All Rights, therefore, have to be constantly and continuously defended, safeguarded and secured, not just by the State, but also by the people. Over the years, many individuals and groups have committed themselves to secure and defend the rights of victims of violence, alienation and other discriminatory acts. It is a constant struggle to guard against any erosion or violations of the rights of sections of society.
The work of these individuals and collectives of human rights defenders has to be recognised, appreciated and supported by everyone desirous of a more humane and peaceful society.
The National Solidarity Forum was formed in the aftermath of the Kandhamal carnage. It is a platform of 70 groups committed to work for protection of human rights of disadvantaged sections of society. It organized a Peoples Tribunal under the Chairmanship of Justice A P Shah, former Chief Justice of the Delhi High Court and a former chairman of the Law Commission. The forum launched a mass sensitisation campaign with exhibitions which brought home the severity of the violence and the enormity of its impact on the victims, and on society.
The National Solidarity Forum, in pursuance of its solidarity and commitment to the defence of human rights, now wishes to institute Awards to recognise and honour individuals and groups in India who are engaged in the challenging task of defending human rights of disadvantaged sections of society .
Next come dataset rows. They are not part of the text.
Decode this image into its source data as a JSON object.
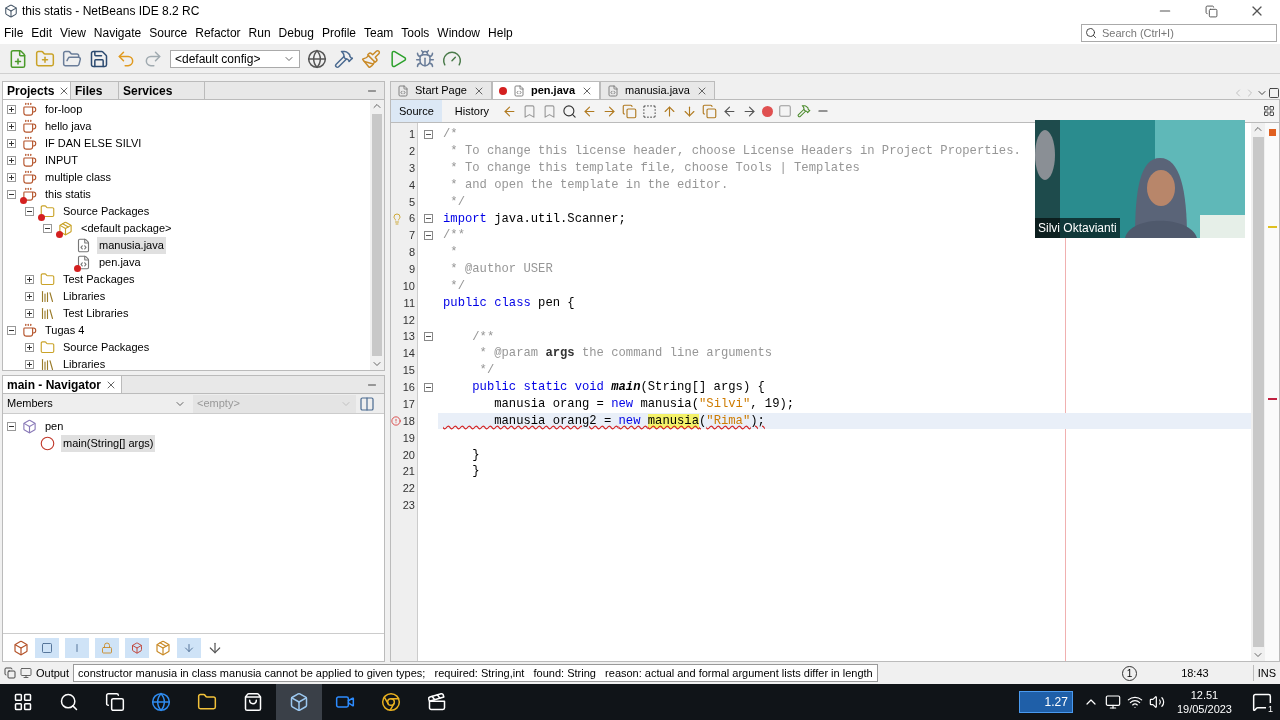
{
  "window": {
    "title": "this statis - NetBeans IDE 8.2 RC",
    "search_placeholder": "Search (Ctrl+I)"
  },
  "menu": [
    "File",
    "Edit",
    "View",
    "Navigate",
    "Source",
    "Refactor",
    "Run",
    "Debug",
    "Profile",
    "Team",
    "Tools",
    "Window",
    "Help"
  ],
  "toolbar": {
    "config": "<default config>"
  },
  "projects_panel": {
    "tabs": [
      {
        "label": "Projects",
        "selected": true,
        "closable": true
      },
      {
        "label": "Files",
        "selected": false,
        "closable": false
      },
      {
        "label": "Services",
        "selected": false,
        "closable": false
      }
    ],
    "tree": [
      {
        "label": "for-loop",
        "kind": "project",
        "expanded": false,
        "selected": false,
        "error": false
      },
      {
        "label": "hello java",
        "kind": "project",
        "expanded": false,
        "selected": false,
        "error": false
      },
      {
        "label": "IF DAN ELSE SILVI",
        "kind": "project",
        "expanded": false,
        "selected": false,
        "error": false
      },
      {
        "label": "INPUT",
        "kind": "project",
        "expanded": false,
        "selected": false,
        "error": false
      },
      {
        "label": "multiple class",
        "kind": "project",
        "expanded": false,
        "selected": false,
        "error": false
      },
      {
        "label": "this statis",
        "kind": "project",
        "expanded": true,
        "selected": false,
        "error": true,
        "children": [
          {
            "label": "Source Packages",
            "kind": "folder",
            "expanded": true,
            "selected": false,
            "error": true,
            "children": [
              {
                "label": "<default package>",
                "kind": "package",
                "expanded": true,
                "selected": false,
                "error": true,
                "children": [
                  {
                    "label": "manusia.java",
                    "kind": "file",
                    "selected": true,
                    "error": false
                  },
                  {
                    "label": "pen.java",
                    "kind": "file",
                    "selected": false,
                    "error": true
                  }
                ]
              }
            ]
          },
          {
            "label": "Test Packages",
            "kind": "folder",
            "expanded": false,
            "selected": false,
            "error": false
          },
          {
            "label": "Libraries",
            "kind": "library",
            "expanded": false,
            "selected": false,
            "error": false
          },
          {
            "label": "Test Libraries",
            "kind": "library",
            "expanded": false,
            "selected": false,
            "error": false
          }
        ]
      },
      {
        "label": "Tugas 4",
        "kind": "project",
        "expanded": true,
        "selected": false,
        "error": false,
        "children": [
          {
            "label": "Source Packages",
            "kind": "folder",
            "expanded": false,
            "selected": false,
            "error": false
          },
          {
            "label": "Libraries",
            "kind": "library",
            "expanded": false,
            "selected": false,
            "error": false
          }
        ]
      }
    ]
  },
  "navigator": {
    "title": "main - Navigator",
    "filter": "Members",
    "member": "<empty>",
    "tree": [
      {
        "label": "pen",
        "kind": "class",
        "expanded": true,
        "selected": false,
        "children": [
          {
            "label": "main(String[] args)",
            "kind": "method",
            "selected": true
          }
        ]
      }
    ]
  },
  "editor": {
    "tabs": [
      {
        "label": "Start Page",
        "selected": false,
        "error": false
      },
      {
        "label": "pen.java",
        "selected": true,
        "error": true
      },
      {
        "label": "manusia.java",
        "selected": false,
        "error": false
      }
    ],
    "views": [
      {
        "label": "Source",
        "selected": true
      },
      {
        "label": "History",
        "selected": false
      }
    ],
    "lines": [
      {
        "number": "1",
        "fold": true,
        "current": false,
        "warning": false,
        "error": false,
        "segments": [
          {
            "text": "/*",
            "kind": "comment"
          }
        ]
      },
      {
        "number": "2",
        "fold": false,
        "current": false,
        "warning": false,
        "error": false,
        "segments": [
          {
            "text": " * To change this license header, choose License Headers in Project Properties.",
            "kind": "comment"
          }
        ]
      },
      {
        "number": "3",
        "fold": false,
        "current": false,
        "warning": false,
        "error": false,
        "segments": [
          {
            "text": " * To change this template file, choose Tools | Templates",
            "kind": "comment"
          }
        ]
      },
      {
        "number": "4",
        "fold": false,
        "current": false,
        "warning": false,
        "error": false,
        "segments": [
          {
            "text": " * and open the template in the editor.",
            "kind": "comment"
          }
        ]
      },
      {
        "number": "5",
        "fold": false,
        "current": false,
        "warning": false,
        "error": false,
        "segments": [
          {
            "text": " */",
            "kind": "comment"
          }
        ]
      },
      {
        "number": "6",
        "fold": true,
        "current": false,
        "warning": true,
        "error": false,
        "segments": [
          {
            "text": "import",
            "kind": "keyword"
          },
          {
            "text": " java.util.Scanner;",
            "kind": "plain"
          }
        ]
      },
      {
        "number": "7",
        "fold": true,
        "current": false,
        "warning": false,
        "error": false,
        "segments": [
          {
            "text": "/**",
            "kind": "comment"
          }
        ]
      },
      {
        "number": "8",
        "fold": false,
        "current": false,
        "warning": false,
        "error": false,
        "segments": [
          {
            "text": " *",
            "kind": "comment"
          }
        ]
      },
      {
        "number": "9",
        "fold": false,
        "current": false,
        "warning": false,
        "error": false,
        "segments": [
          {
            "text": " * @author USER",
            "kind": "comment"
          }
        ]
      },
      {
        "number": "10",
        "fold": false,
        "current": false,
        "warning": false,
        "error": false,
        "segments": [
          {
            "text": " */",
            "kind": "comment"
          }
        ]
      },
      {
        "number": "11",
        "fold": false,
        "current": false,
        "warning": false,
        "error": false,
        "segments": [
          {
            "text": "public class",
            "kind": "keyword"
          },
          {
            "text": " pen {",
            "kind": "plain"
          }
        ]
      },
      {
        "number": "12",
        "fold": false,
        "current": false,
        "warning": false,
        "error": false
      },
      {
        "number": "13",
        "fold": true,
        "current": false,
        "warning": false,
        "error": false,
        "segments": [
          {
            "text": "    /**",
            "kind": "comment"
          }
        ]
      },
      {
        "number": "14",
        "fold": false,
        "current": false,
        "warning": false,
        "error": false,
        "segments": [
          {
            "text": "     * @param ",
            "kind": "comment"
          },
          {
            "text": "args",
            "kind": "tag"
          },
          {
            "text": " the command line arguments",
            "kind": "comment"
          }
        ]
      },
      {
        "number": "15",
        "fold": false,
        "current": false,
        "warning": false,
        "error": false,
        "segments": [
          {
            "text": "     */",
            "kind": "comment"
          }
        ]
      },
      {
        "number": "16",
        "fold": true,
        "current": false,
        "warning": false,
        "error": false,
        "segments": [
          {
            "text": "    public static void",
            "kind": "keyword"
          },
          {
            "text": " main",
            "kind": "method"
          },
          {
            "text": "(String[] args) {",
            "kind": "plain"
          }
        ]
      },
      {
        "number": "17",
        "fold": false,
        "current": false,
        "warning": false,
        "error": false,
        "segments": [
          {
            "text": "       manusia orang = ",
            "kind": "plain"
          },
          {
            "text": "new",
            "kind": "keyword"
          },
          {
            "text": " manusia(",
            "kind": "plain"
          },
          {
            "text": "\"Silvi\"",
            "kind": "string"
          },
          {
            "text": ", 19);",
            "kind": "plain"
          }
        ]
      },
      {
        "number": "18",
        "fold": false,
        "current": true,
        "warning": false,
        "error": true,
        "segments": [
          {
            "text": "       manusia orang2 = ",
            "kind": "plain"
          },
          {
            "text": "new ",
            "kind": "keyword"
          },
          {
            "text": "manusia",
            "kind": "match"
          },
          {
            "text": "(",
            "kind": "plain"
          },
          {
            "text": "\"Rima\"",
            "kind": "string"
          },
          {
            "text": ");",
            "kind": "plain"
          }
        ]
      },
      {
        "number": "19",
        "fold": false,
        "current": false,
        "warning": false,
        "error": false
      },
      {
        "number": "20",
        "fold": false,
        "current": false,
        "warning": false,
        "error": false,
        "segments": [
          {
            "text": "    }",
            "kind": "plain"
          }
        ]
      },
      {
        "number": "21",
        "fold": false,
        "current": false,
        "warning": false,
        "error": false,
        "segments": [
          {
            "text": "    }",
            "kind": "plain"
          }
        ]
      },
      {
        "number": "22",
        "fold": false,
        "current": false,
        "warning": false,
        "error": false
      },
      {
        "number": "23",
        "fold": false,
        "current": false,
        "warning": false,
        "error": false
      }
    ]
  },
  "video": {
    "kind": "picture",
    "name": "Silvi Oktavianti"
  },
  "status_bar": {
    "output": "Output",
    "message": "constructor manusia in class manusia cannot be applied to given types;   required: String,int   found: String   reason: actual and formal argument lists differ in length",
    "notifications": "1",
    "position": "18:43",
    "mode": "INS"
  },
  "taskbar": {
    "battery": "1.27",
    "time": "12.51",
    "date": "19/05/2023",
    "notifications": "1"
  }
}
Kandhamal Human Rights Award provides with an opportunity to honour the often unsung heroes of human rights, who go unrecognised and unnoticed despite their tremendous work in the realisation of human rights. The Kandhamal Human Right Awards will recognise individuals / organisations / movements for their outstanding contribution to the promotion, protection, and advancement of human rights, social justice and equitability for all.
There are two categories of Kandhamal Human Right Awards.
- Award to an Individual
- Institutional Award
- The “Kandhamal Human Rights Award” will keep us reminded of the loss of life and the pain of the survivors of the carnage in Kandhamal in 2007 and 2008.
- The Award for an Individual will carry a Cash Prize of 25,000 and a Plaque, while the Award to a Group, Institution or Campaign, will be a Plaque and Citation attesting to its work.
Nominations for the Awards:
Nominations will be invited or received from prominent individuals, groups, and movements. An eminent jury nominated by National Solidarity Forum (NSF) will choose the Awardees of a particular year.
However, in the inaugural year, the Core Committee of the NSF will be deemed to be the Jury.
From 2022, nominations will open on 1st January of the year and close on the 30th of June. NSF will announce the commencement of nominations for the 2022 award with adequate publicity detailing the format for the application or nomination, and the criteria guiding the Jury in its selection of the Awardees. The Awards will be presented a public function on Kandhamal Day on 25th August each year.
Eligibility for the Award:
Any individual / association / movement can recommend as well as could apply for the Kandhamal Award
- Individual Award:
Activists, writers, journalists, leader of people’s movements and organisations, film makers, artists, actors, dancers, musicians, and grassroot workers, known or unknown, who have contributed to human rights in a significant way.
- Institutional Award:
Grassroots organisations, Peoples Movements, Non-government organisations or Associations working for human rights and dignity, social justice, equitability and equality for all.